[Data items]
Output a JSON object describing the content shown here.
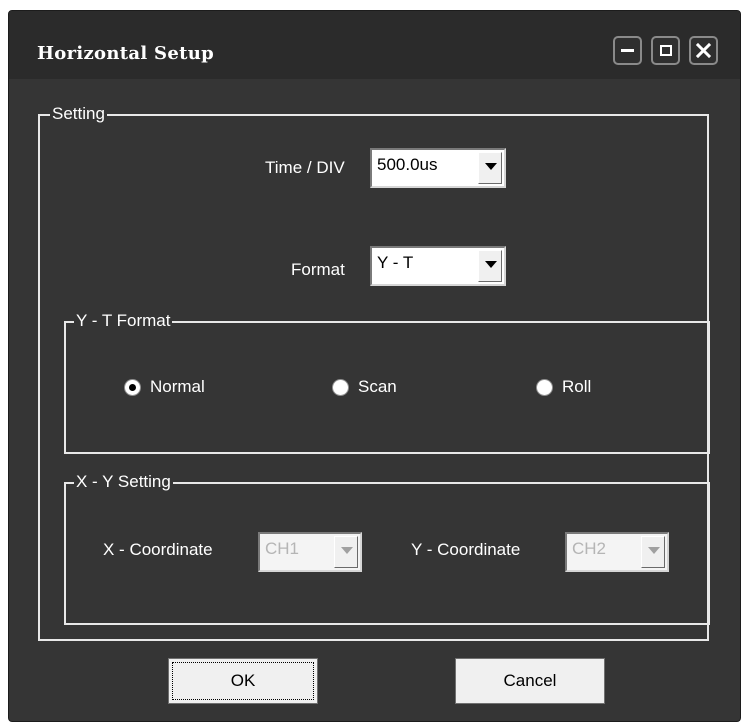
{
  "window": {
    "title": "Horizontal Setup",
    "controls": [
      "minimize-icon",
      "maximize-icon",
      "close-icon"
    ]
  },
  "setting": {
    "group_label": "Setting",
    "time_div_label": "Time / DIV",
    "time_div_value": "500.0us",
    "format_label": "Format",
    "format_value": "Y - T"
  },
  "yt_format": {
    "group_label": "Y - T Format",
    "options": [
      {
        "label": "Normal",
        "checked": true
      },
      {
        "label": "Scan",
        "checked": false
      },
      {
        "label": "Roll",
        "checked": false
      }
    ]
  },
  "xy_setting": {
    "group_label": "X - Y Setting",
    "x_label": "X - Coordinate",
    "x_value": "CH1",
    "y_label": "Y - Coordinate",
    "y_value": "CH2"
  },
  "buttons": {
    "ok": "OK",
    "cancel": "Cancel"
  }
}
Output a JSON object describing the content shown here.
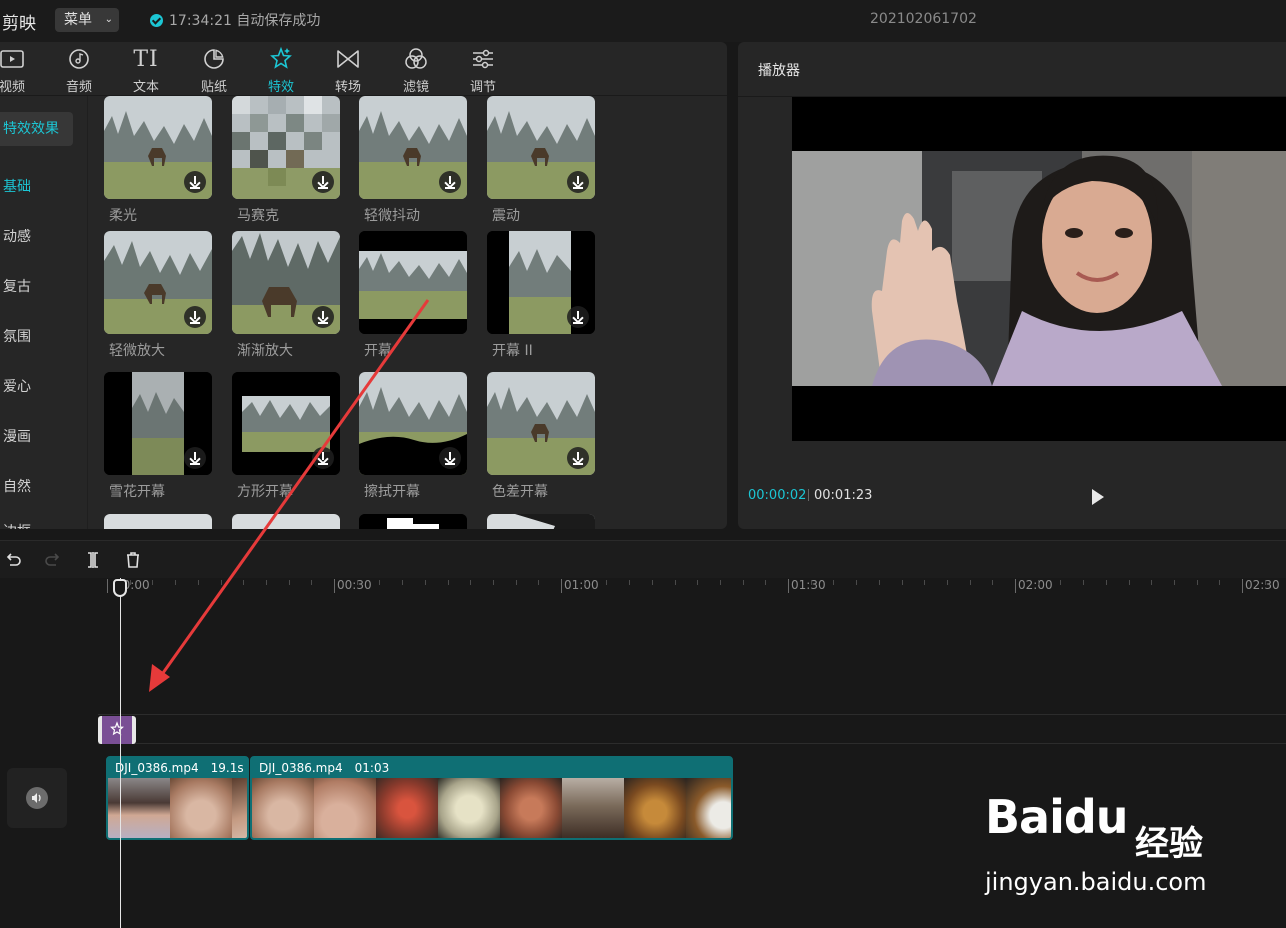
{
  "topbar": {
    "app_name": "剪映",
    "menu_label": "菜单",
    "save_status": "17:34:21 自动保存成功",
    "project_name": "202102061702"
  },
  "tool_tabs": [
    {
      "label": "视频",
      "icon": "video-icon"
    },
    {
      "label": "音频",
      "icon": "audio-icon"
    },
    {
      "label": "文本",
      "icon": "text-icon"
    },
    {
      "label": "贴纸",
      "icon": "sticker-icon"
    },
    {
      "label": "特效",
      "icon": "effects-icon",
      "active": true
    },
    {
      "label": "转场",
      "icon": "transition-icon"
    },
    {
      "label": "滤镜",
      "icon": "filter-icon"
    },
    {
      "label": "调节",
      "icon": "adjust-icon"
    }
  ],
  "categories": {
    "header": "特效效果",
    "items": [
      "基础",
      "动感",
      "复古",
      "氛围",
      "爱心",
      "漫画",
      "自然",
      "边框"
    ]
  },
  "effects": [
    {
      "label": "柔光"
    },
    {
      "label": "马赛克"
    },
    {
      "label": "轻微抖动"
    },
    {
      "label": "震动"
    },
    {
      "label": "轻微放大"
    },
    {
      "label": "渐渐放大"
    },
    {
      "label": "开幕"
    },
    {
      "label": "开幕 II"
    },
    {
      "label": "雪花开幕"
    },
    {
      "label": "方形开幕"
    },
    {
      "label": "擦拭开幕"
    },
    {
      "label": "色差开幕"
    }
  ],
  "player": {
    "title": "播放器",
    "current_time": "00:00:02",
    "total_time": "00:01:23"
  },
  "timeline": {
    "ruler_labels": [
      "00:00",
      "00:30",
      "01:00",
      "01:30",
      "02:00",
      "02:30"
    ],
    "clips": [
      {
        "name": "DJI_0386.mp4",
        "duration": "19.1s"
      },
      {
        "name": "DJI_0386.mp4",
        "duration": "01:03"
      }
    ]
  },
  "watermark": {
    "logo_text": "Baidu",
    "cn_text": "经验",
    "url": "jingyan.baidu.com"
  },
  "colors": {
    "accent": "#1cc6d4",
    "effect_clip": "#7a4f95",
    "video_clip": "#0f6f74",
    "annotation_arrow": "#e63a3a"
  }
}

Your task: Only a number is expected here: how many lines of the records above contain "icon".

Exercise response: 11